Suicides Move Harvard to Cut Stress
CAMBRIDGE, Mass. (AP) _ Three suicides by graduate students in the last two years have prompted Harvard University to take steps to cut the stress the students face. One change was actually suggested in a young man’s suicide note.
Too many of the school’s 3,400 graduate students felt they were overworked and isolated and had few places to turn to for support, the university acknowledged. In all, the school has lost eight grad students to suicide since 1980.
``The expectations are enormous, and the stakes are enormous for graduate students,″ said Margot Gill, administrative dean for Harvard’s graduate school.
Harvard is making overall changes, and that each department is addressing its own issues of morale and stress, she said. The changes will particularly affect graduate students in the sciences.
One change for chemistry students follows the recommendation that Jason Altom made in his suicide note last August before he swallowed a lethal dose of potassium cyanide he took home from a laboratory. He was 27.
Altom, who was working toward a doctorate in chemistry, criticized the assigning of graduate researchers to a single faculty adviser _ the sole judge of the student’s progress and the job recommendation the student eventually gets.
He recommended each student have a panel of advisers and said, ``If I had such a committee now, I know things would be different.″
The new chairman of the chemistry department, James G. Anderson, is giving each graduate student a three-member advising committee. Anderson also is providing programs aimed at improving their social lives, an off-campus psychiatrist for students to contact confidentially, and meetings with alumni to discuss job possibilities.
Ms. Gill said the graduate school was working on some changes before Altom killed himself. Six years ago, the graduate school created a social center that sponsors dinners, drama performances and other events for graduate students.
``I think what the loss of this student has caused us to do is ask the question, ‘Is there more we can do to ease some of the stress?’,″ Ms. Gill said.

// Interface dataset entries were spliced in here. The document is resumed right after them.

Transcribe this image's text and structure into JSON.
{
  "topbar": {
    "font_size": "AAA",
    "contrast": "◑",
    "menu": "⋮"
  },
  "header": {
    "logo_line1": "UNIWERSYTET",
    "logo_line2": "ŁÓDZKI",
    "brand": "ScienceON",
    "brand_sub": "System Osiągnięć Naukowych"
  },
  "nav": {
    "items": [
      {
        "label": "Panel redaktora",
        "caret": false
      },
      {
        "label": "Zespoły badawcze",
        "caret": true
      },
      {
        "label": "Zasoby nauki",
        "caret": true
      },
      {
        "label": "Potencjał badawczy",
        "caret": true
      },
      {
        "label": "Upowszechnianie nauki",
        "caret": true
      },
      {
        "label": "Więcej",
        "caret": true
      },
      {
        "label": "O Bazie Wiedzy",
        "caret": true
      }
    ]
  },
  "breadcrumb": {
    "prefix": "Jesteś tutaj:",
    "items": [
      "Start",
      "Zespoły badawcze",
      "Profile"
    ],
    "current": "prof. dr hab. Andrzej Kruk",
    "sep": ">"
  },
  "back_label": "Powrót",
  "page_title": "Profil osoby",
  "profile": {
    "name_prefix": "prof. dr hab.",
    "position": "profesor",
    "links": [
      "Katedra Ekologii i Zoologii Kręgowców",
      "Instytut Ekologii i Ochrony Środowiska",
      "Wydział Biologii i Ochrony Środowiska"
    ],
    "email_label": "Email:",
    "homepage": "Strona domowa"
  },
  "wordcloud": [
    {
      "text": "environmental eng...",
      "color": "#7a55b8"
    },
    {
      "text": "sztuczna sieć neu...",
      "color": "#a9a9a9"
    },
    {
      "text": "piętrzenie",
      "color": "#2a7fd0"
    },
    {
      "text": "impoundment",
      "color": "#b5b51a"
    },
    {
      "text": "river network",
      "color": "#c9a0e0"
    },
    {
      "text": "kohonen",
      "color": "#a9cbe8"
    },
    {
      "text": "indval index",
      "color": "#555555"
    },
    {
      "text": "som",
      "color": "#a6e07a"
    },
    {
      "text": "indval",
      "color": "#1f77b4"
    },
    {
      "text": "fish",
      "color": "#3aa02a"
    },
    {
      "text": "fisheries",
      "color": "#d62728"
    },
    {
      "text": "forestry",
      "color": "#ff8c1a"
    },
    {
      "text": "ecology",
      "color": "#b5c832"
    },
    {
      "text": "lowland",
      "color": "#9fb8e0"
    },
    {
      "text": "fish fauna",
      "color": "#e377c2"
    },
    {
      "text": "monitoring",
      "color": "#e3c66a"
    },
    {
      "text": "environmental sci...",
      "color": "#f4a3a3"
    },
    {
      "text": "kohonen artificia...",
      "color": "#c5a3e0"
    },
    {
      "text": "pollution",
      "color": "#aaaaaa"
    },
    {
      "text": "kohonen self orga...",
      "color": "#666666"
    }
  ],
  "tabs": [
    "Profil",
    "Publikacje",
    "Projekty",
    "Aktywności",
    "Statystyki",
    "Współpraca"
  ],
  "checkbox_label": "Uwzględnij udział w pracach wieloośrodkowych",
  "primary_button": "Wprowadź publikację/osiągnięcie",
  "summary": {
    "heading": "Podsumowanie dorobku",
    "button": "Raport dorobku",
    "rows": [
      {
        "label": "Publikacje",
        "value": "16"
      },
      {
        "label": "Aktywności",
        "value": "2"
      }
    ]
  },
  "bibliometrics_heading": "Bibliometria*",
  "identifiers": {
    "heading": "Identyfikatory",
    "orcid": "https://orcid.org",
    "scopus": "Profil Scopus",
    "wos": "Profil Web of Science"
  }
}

``The answer obviously is ‘Yes,’ ... and we’re moving quickly and aggressively to do so,″ she said.